PRP: Platelet-Rich Panacea? No, but…
What is really PRP? Why does it work and why is it so often used? Is there any risk in using it?
In order to answer these questions, we interviewed Dr. Laura Mazzucco, a biologist in charge of the Laboratory of Transfusion Medicine at Ospedale SS. Antonio e Biagio e Cesare Arrigo in Alessandria and a leading expert in the field of blood components for non-transfusion use and regenerative medicine. Mazzucco has always been an enthusiast of platelets. She was one of the first researchers who started to use platelet lysate, that is “platelet juice”, in her experiments to stimulate cell growth.
PRP is a widely spread biological therapy boasting consolidated results in scientific literature. As suggested by the acronym, it is platelet-rich plasma obtained from autologous blood (when donor and recipient coincide – editor’s note) through platelet concentration. The underlying rationale is to give patients their own molecules in order to foster balance in tissues damaged by traumas, such as muscle-tendon injuries, or by degenerative processes such as arthrosis. How does PRP work?
“PRP can give some relief because damaged tissues are affected by fibrosis since they lack such molecules. The supply of a whole group of molecules to that areas – which lack innervation, circulation and microcirculation – sometimes sets ideal conditions for cell re-homing. Sometimes people tell me: “you may obtain the same results without using PRP”. Yes, it’s highly probable, but it would take longer. PRP acts in a few-months’ time. After one year, the results may be the same but PRP acts in the short term”.
Dr. Mazzucco highlights the importance of the role played by doctors in making their diagnosis, the most important moment in patients’ treatment pathway. “I think that the attitude towards PRP is very positive. However, this choice should be a possibility. There shouldn’t be just one therapy. We have created pathways. A few patients come after first screening but most patients have already tried conventional therapies before they approach PRP. People suffering from eye diseases are likely to have PRP as their first choice since these treatments have very good effects on such illnesses. Actually, therapies based on autologous serum have been used for fifty years”.
Some people are questioning PRP usefulness since it has been used in similar ways for different illnesses but in Mazzucco’s opinion, this isn’t a good reason to discredit it. “This product was designed to be used in difficult, improbable cases such as extremely serious ulcers or pre-amputation ulcers in diabetes. Then, we started to ask for miracles from it but this is not a miraculous product. This product should be used as an adjuvant in clinical pathways. The problem with PRP is that it was deemed a panacea, but it isn’t”. – “I strongly believe in the use of PRP in different sectors. Our tissues contain cells which proved to have higher response to PRP than others but this is indeed a good product suitable for all uses”.

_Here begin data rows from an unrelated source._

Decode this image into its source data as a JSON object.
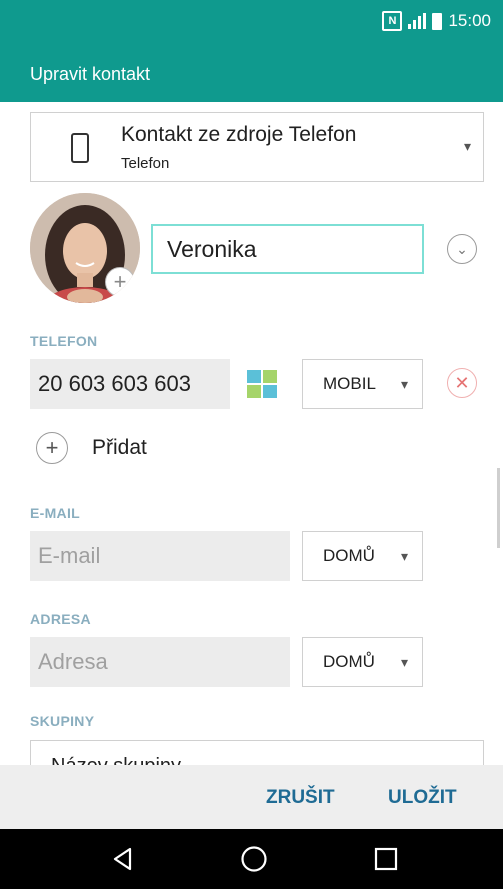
{
  "status_bar": {
    "time": "15:00",
    "nfc_label": "N"
  },
  "app_bar": {
    "title": "Upravit kontakt"
  },
  "account_source": {
    "title": "Kontakt ze zdroje Telefon",
    "subtitle": "Telefon"
  },
  "contact": {
    "name": "Veronika"
  },
  "sections": {
    "phone": {
      "label": "TELEFON",
      "value": "20 603 603 603",
      "type": "MOBIL",
      "add_label": "Přidat"
    },
    "email": {
      "label": "E-MAIL",
      "placeholder": "E-mail",
      "type": "DOMŮ"
    },
    "address": {
      "label": "ADRESA",
      "placeholder": "Adresa",
      "type": "DOMŮ"
    },
    "groups": {
      "label": "SKUPINY",
      "placeholder": "Název skupiny"
    }
  },
  "actions": {
    "cancel": "ZRUŠIT",
    "save": "ULOŽIT"
  },
  "colors": {
    "accent": "#0f9a8e",
    "action_text": "#1f6b94",
    "label": "#8aaebf",
    "remove": "#e57373"
  }
}
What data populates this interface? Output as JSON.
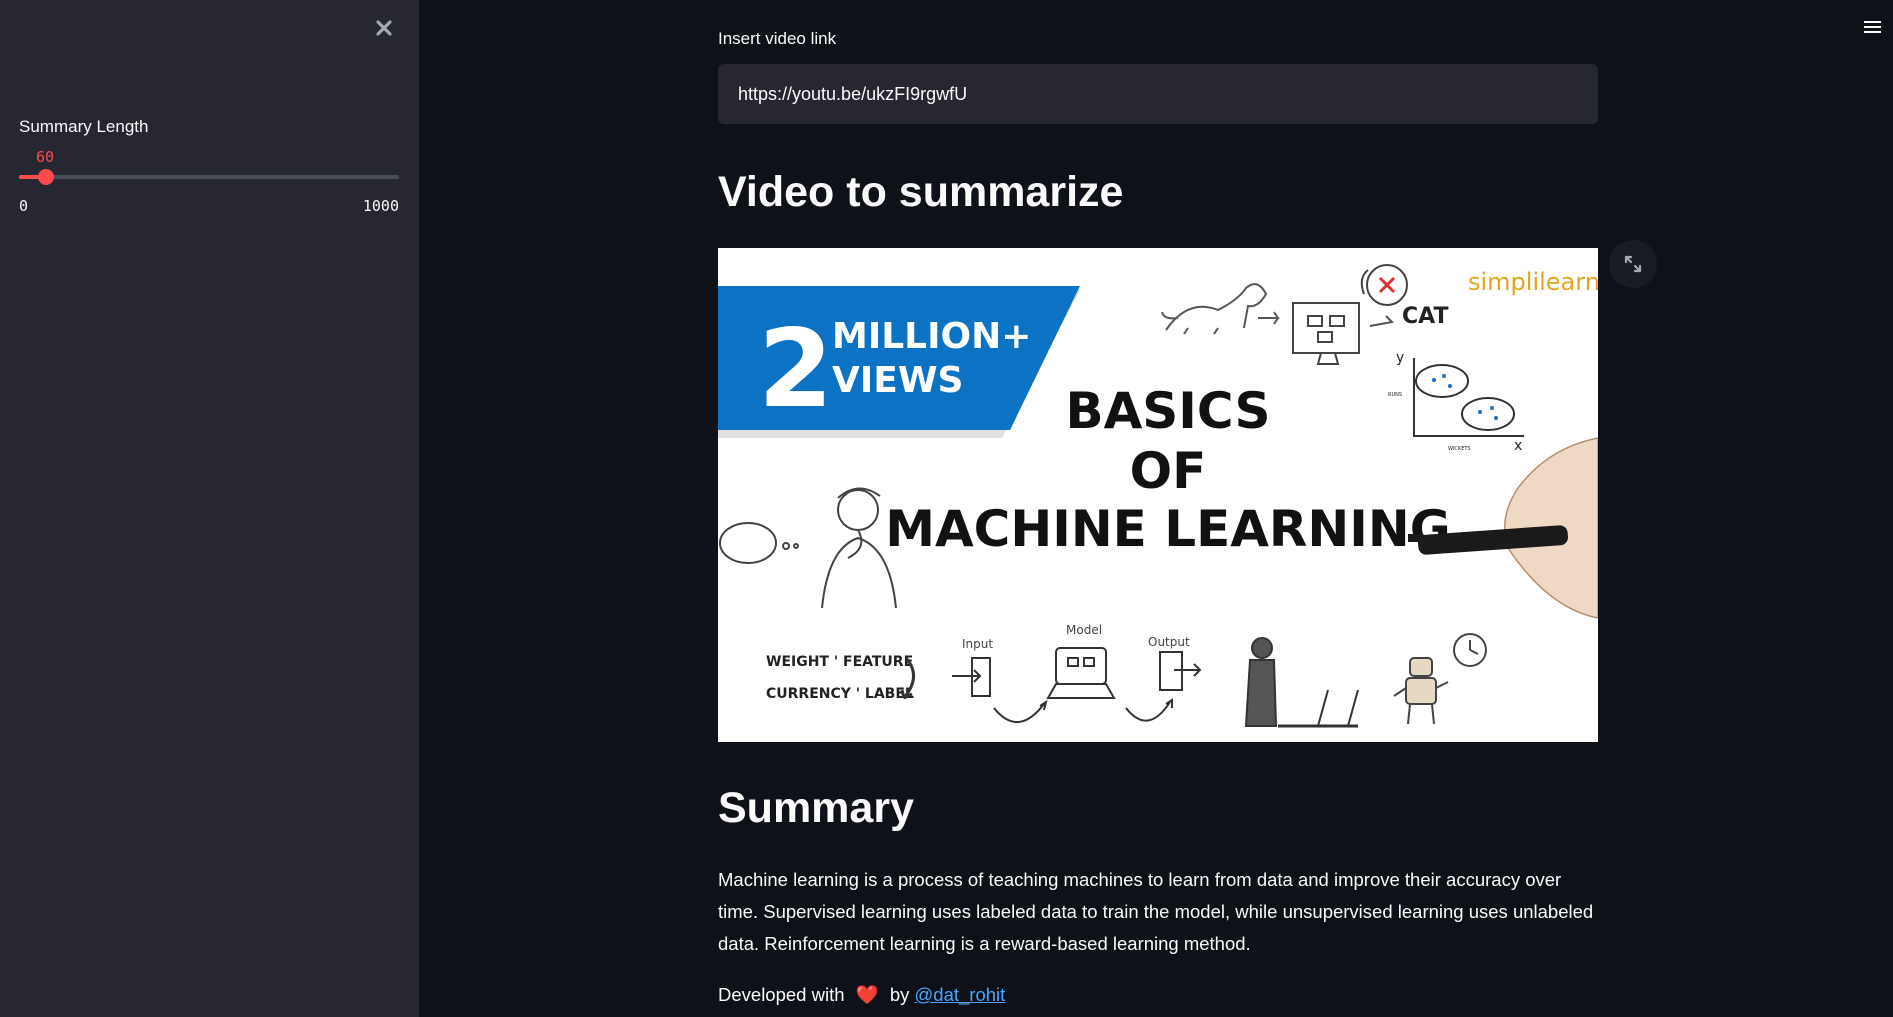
{
  "sidebar": {
    "close_icon": "close-icon",
    "slider": {
      "label": "Summary Length",
      "value": 60,
      "min": 0,
      "max": 1000,
      "min_label": "0",
      "max_label": "1000",
      "value_label": "60",
      "accent_color": "#ff4b4b"
    }
  },
  "header": {
    "menu_icon": "hamburger-menu-icon"
  },
  "main": {
    "input": {
      "label": "Insert video link",
      "value": "https://youtu.be/ukzFI9rgwfU"
    },
    "video_heading": "Video to summarize",
    "thumbnail": {
      "badge_number": "2",
      "badge_line1": "MILLION+",
      "badge_line2": "VIEWS",
      "title_line1": "BASICS",
      "title_line2": "OF",
      "title_line3": "MACHINE LEARNING",
      "brand": "simplilearn",
      "label_cat": "CAT",
      "label_y": "y",
      "label_x": "x",
      "label_runs": "RUNS",
      "label_wickets": "WICKETS",
      "label_weight_feature": "WEIGHT ' FEATURE",
      "label_currency_label": "CURRENCY ' LABEL",
      "label_input": "Input",
      "label_model": "Model",
      "label_output": "Output",
      "badge_color": "#0b72c4"
    },
    "expand_icon": "fullscreen-expand-icon",
    "summary_heading": "Summary",
    "summary_text": "Machine learning is a process of teaching machines to learn from data and improve their accuracy over time. Supervised learning uses labeled data to train the model, while unsupervised learning uses unlabeled data. Reinforcement learning is a reward-based learning method.",
    "footer": {
      "prefix": "Developed with",
      "heart": "❤️",
      "by": "by",
      "author_link": "@dat_rohit"
    }
  },
  "colors": {
    "background": "#0e1117",
    "sidebar": "#262730",
    "input_bg": "#262730",
    "text": "#fafafa",
    "link": "#4da3ff"
  }
}
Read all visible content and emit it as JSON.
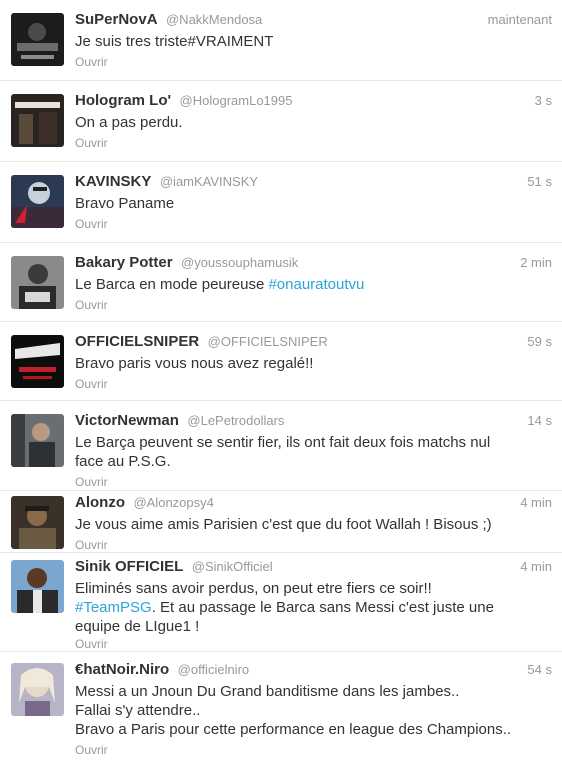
{
  "tweets": [
    {
      "name": "SuPerNovA",
      "handle": "@NakkMendosa",
      "time": "maintenant",
      "text": "Je suis tres triste#VRAIMENT",
      "hashtag": "",
      "text_after": "",
      "open": "Ouvrir"
    },
    {
      "name": "Hologram Lo'",
      "handle": "@HologramLo1995",
      "time": "3 s",
      "text": "On a pas perdu.",
      "hashtag": "",
      "text_after": "",
      "open": "Ouvrir"
    },
    {
      "name": "KAVINSKY",
      "handle": "@iamKAVINSKY",
      "time": "51 s",
      "text": "Bravo Paname",
      "hashtag": "",
      "text_after": "",
      "open": "Ouvrir"
    },
    {
      "name": "Bakary Potter",
      "handle": "@youssouphamusik",
      "time": "2 min",
      "text": "Le Barca en mode peureuse ",
      "hashtag": "#onauratoutvu",
      "text_after": "",
      "open": "Ouvrir"
    },
    {
      "name": "OFFICIELSNIPER",
      "handle": "@OFFICIELSNIPER",
      "time": "59 s",
      "text": "Bravo paris vous nous avez regalé!!",
      "hashtag": "",
      "text_after": "",
      "open": "Ouvrir"
    },
    {
      "name": "VictorNewman",
      "handle": "@LePetrodollars",
      "time": "14 s",
      "text": "Le Barça peuvent se sentir fier, ils ont fait deux fois matchs nul\nface au P.S.G.",
      "hashtag": "",
      "text_after": "",
      "open": "Ouvrir"
    },
    {
      "name": "Alonzo",
      "handle": "@Alonzopsy4",
      "time": "4 min",
      "text": "Je vous aime amis Parisien c'est que du foot Wallah ! Bisous ;)",
      "hashtag": "",
      "text_after": "",
      "open": "Ouvrir"
    },
    {
      "name": "Sinik OFFICIEL",
      "handle": "@SinikOfficiel",
      "time": "4 min",
      "text": "Eliminés sans avoir perdus, on peut etre fiers ce soir!!\n",
      "hashtag": "#TeamPSG",
      "text_after": ". Et au passage le Barca sans Messi c'est juste une\nequipe de LIgue1 !",
      "open": "Ouvrir"
    },
    {
      "name": "€hatNoir.Niro",
      "handle": "@officielniro",
      "time": "54 s",
      "text": "Messi a un Jnoun Du Grand banditisme dans les jambes..\nFallai s'y attendre..\nBravo a Paris pour cette performance en league des Champions..",
      "hashtag": "",
      "text_after": "",
      "open": "Ouvrir"
    }
  ]
}
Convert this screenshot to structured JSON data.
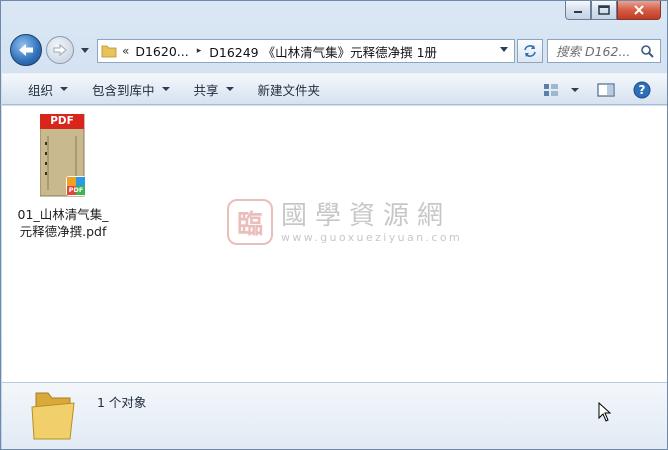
{
  "address": {
    "overflow_glyph": "«",
    "crumbs": [
      "D1620...",
      "D16249 《山林清气集》元释德净撰 1册"
    ],
    "separator": "▸"
  },
  "search": {
    "placeholder": "搜索 D162..."
  },
  "toolbar": {
    "organize": "组织",
    "include_in_library": "包含到库中",
    "share": "共享",
    "new_folder": "新建文件夹"
  },
  "file": {
    "name_line1": "01_山林清气集_",
    "name_line2": "元释德净撰.pdf",
    "badge_label": "PDF",
    "type_label": "PDF"
  },
  "watermark": {
    "seal": "臨",
    "title": "國學資源網",
    "url": "www.guoxueziyuan.com"
  },
  "details": {
    "count_text": "1 个对象"
  },
  "icons": {
    "back": "back-arrow-icon",
    "forward": "forward-arrow-icon",
    "refresh": "refresh-icon",
    "search": "search-icon",
    "view": "view-options-icon",
    "preview": "preview-pane-icon",
    "help": "help-icon"
  },
  "colors": {
    "accent": "#2f6fb8",
    "pdf_red": "#d9261c",
    "close_red": "#c23a22"
  }
}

Nowadays, on the market, there are many different types of technology and we should distinguish between them according to quality criteria set by a specific law (DM of 2 November 2015, Annex X). “The differences are those we have already mentioned. Firstly, the number of concentrated platelets. We focused on this point to standardise the product and classify it. This aspect is not related to biological effectiveness but it is a standard. The National Blood Centre had to set a point of reference to classify various types of PRP. When the number of platelets was defined, we could not imagine that such a number of products would be put on the market. At that time, we used different names for the same thing: platelet-rich plasma. From there, one thing was added and then another… it’s like in cooking, a pinch of salt, a pinch of basil (laugh)… from there came all these products, which are very similar in terms of clinical aim. There is not much evidence that platelet concentrate is better than PRF (platelet-rich fibrin) or than leuko-PRP (platelet- and leukocyte-rich plasma).”
As for the future of PRP, is it possible that, in the following years, this therapy will develop into a “second-generation” PRP? “I often think about this. Surely, the second generation of PRP will be industrially made although I fear that there is no will to do it.
I believe that the industrialisation of PRP may be linked to homologous blood collection in order to obtain the product starting from derivatives and transfusion remnants. It is also possible to lyophilise PRP. I have one sample dating back to 2003 so I strongly believe in this method.
The strongest point of PRP is the fact that no side effects have been observed up to now. Probably, this world of factors in plasma and platelets is balanced. Any modification to concentration and industrialisation will require deep investigation. I’m not saying you can’t do it, but it will be difficult to make it as globally widespread as it is today. We haven’t seen such an interesting market yet”.